This page will keep members informed about books on arts topics, concentrating on items of general interest.
If you’ve recently read something on the arts that you think would be of interest to members then please let us know, using the form lower down this page. We will use the information you provide to add more book recommendations to this page.
Tony Faber, Faber and Faber: The Untold Story. Faber and Faber, London, 2021.The author's superb lecture on the publishing house inspired me to buy the book. This is proving a magnificent insight into the literary world of the twentieth century including TS Eliot’s role in securing new young poets, such as Ted Hughes, novelists and playwrights, such as Tom Stoppard for Faber and Faber. It is in the form of letters between the writers and the firm as contracts and other things unfold.The book covers are period pieces (this was the ‘art’ part of the lecture) and some are reproduced in the book. The author writes little commentaries on proceedings, giving a personal viewpoint. What a treasure chest the archive there must be! If you enjoyed the lecture, try the book!

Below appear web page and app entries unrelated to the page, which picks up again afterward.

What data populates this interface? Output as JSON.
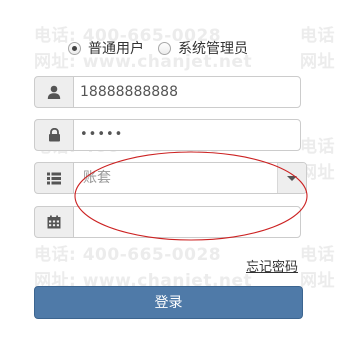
{
  "watermark": {
    "phone": "电话: 400-665-0028",
    "site": "网址: www.chanjet.net",
    "phone_partial": "电话",
    "site_partial": "网址"
  },
  "login_type": {
    "options": [
      {
        "label": "普通用户",
        "checked": true
      },
      {
        "label": "系统管理员",
        "checked": false
      }
    ]
  },
  "form": {
    "username": {
      "value": "18888888888",
      "icon": "user-icon"
    },
    "password": {
      "value": "•••••",
      "icon": "lock-icon"
    },
    "account_set": {
      "placeholder": "账套",
      "icon": "list-icon"
    },
    "date": {
      "value": "",
      "icon": "calendar-icon"
    }
  },
  "forgot_password": "忘记密码",
  "login_button": "登录",
  "colors": {
    "primary_button": "#4f7aa8",
    "annotation_ellipse": "#cc2222",
    "watermark": "#ececec"
  }
}
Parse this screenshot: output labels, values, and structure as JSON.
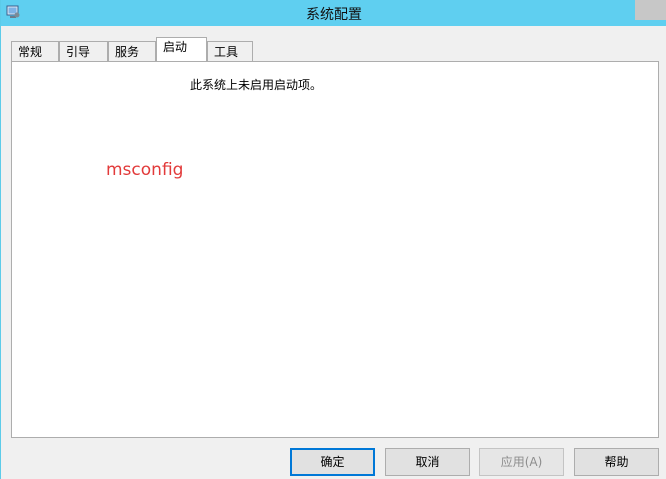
{
  "window": {
    "title": "系统配置"
  },
  "tabs": [
    {
      "label": "常规"
    },
    {
      "label": "引导"
    },
    {
      "label": "服务"
    },
    {
      "label": "启动",
      "active": true
    },
    {
      "label": "工具"
    }
  ],
  "startup_panel": {
    "message": "此系统上未启用启动项。",
    "annotation": "msconfig",
    "annotation_color": "#e23a3a"
  },
  "buttons": {
    "ok": "确定",
    "cancel": "取消",
    "apply": "应用(A)",
    "help": "帮助"
  },
  "colors": {
    "titlebar": "#5fcff0",
    "default_button_border": "#0078d7"
  }
}
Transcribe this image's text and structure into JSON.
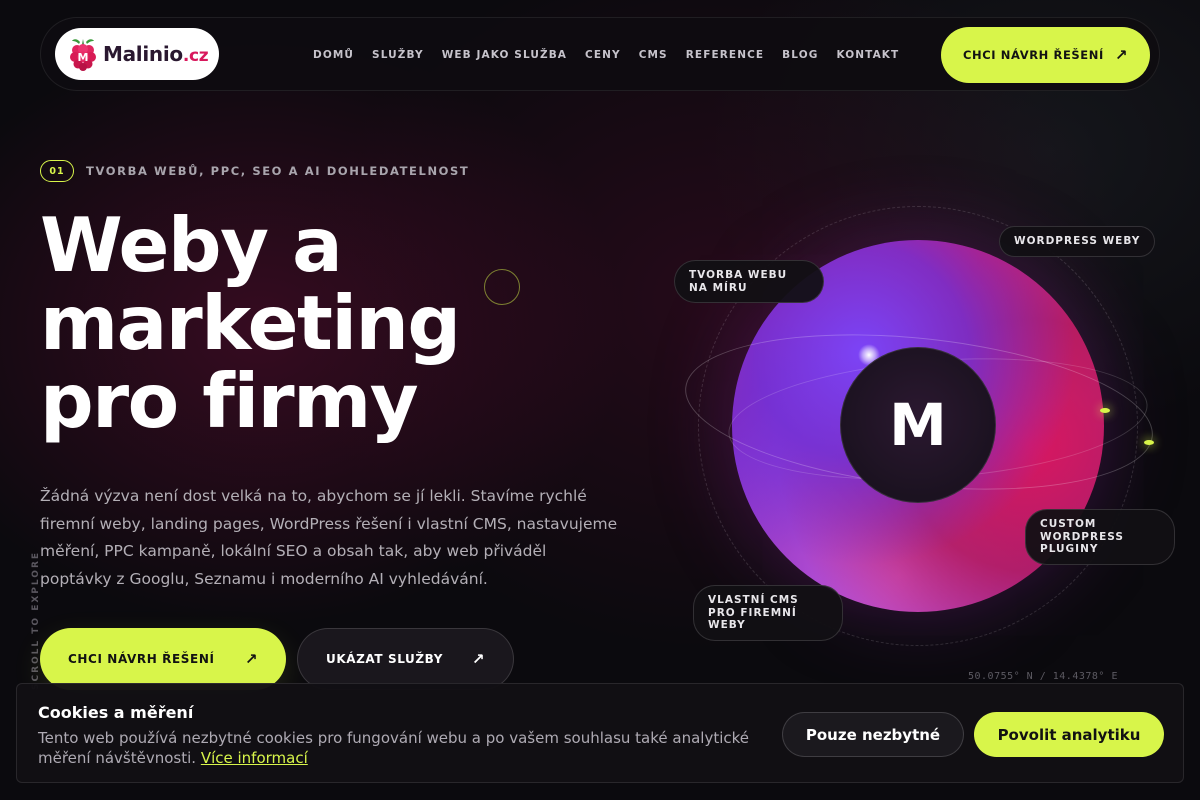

Laura Knight, The Magic of a Line, William Kimber & Co, London, 1965. This is the lively autobiography of Dame Laura Knight, RA. which charts her development as an artist, including her long and very happy marriage with Harold and their travels to learn their craft. The book has some fine line drawings which seem to represent the ‘magic’ of the book’s title. She devotes a chapter to her time in Nuremberg where she was sent by the War Office to record the trial.
Tristram Hunt, The Radical Potter: Josiah Wedgwood and the Transformation of Britain, Penguin Random House, 2021. A fascinating account of the growth of Josiah Wedgwood’s empire in The Potteries.
Mary Beard, Twelve Caesars: Images of Power from the Ancient World to the Modern, Princeton University Press, 2022. Mary Beard’s effervescent style makes this book joyous! It draws on her scholarship in the Classics to illuminate how the 12 Caesars have influenced art of all kinds, from statues to paintings, to prints and tapestries, as well as coins.
Loyd Grossman, An Elephant in Rome, Pallas Athene, 2021. A fascinating and readable book on Baroque Rome, with the emphasis firmly on Bernini and his relationships with the Pope, his sponsor and patron. The illustrations are magnificent.
Mariella Guzzoni, Vincent's Books, Thames and Hudson, 2021. An engrossing tour of Vincent's favourite authors, exploring the direct links between his art and the authors who inspired him. Lovely hardback edition, £19.95.
Franny Moyle, The King’s Painter, the Life and Times of Hans Holbein, Head of Zeus Ltd, 2021. We have all seen Holbein’s pictures, and this is a very readable account of his life and work in the Tudor court of Henry VIII.
Stephen Hough, Rough Ideas: Reflections on Music and More, Faber and Faber, 2019. A hugely engaging collection of short essays on many aspect of performing classical music written by the great British pianist.
Suzanne Fagence Cooper, To See Clearly, Why Ruskin Matters, Quercus, 2019. Excellent follow up to our lecture by Suzanne on Ruskin. Very readable.
Cynthia Saltzman, Napoleon’s Plunder and the Theft of Veronese’s Feast, Thames and Hudson, 2021. Fascinating insight into how the Louvre acquired its art. The Veronese was prize Plunder but is now overlooked as it hangs opposite to the Mona Lisa. A well illustrated book.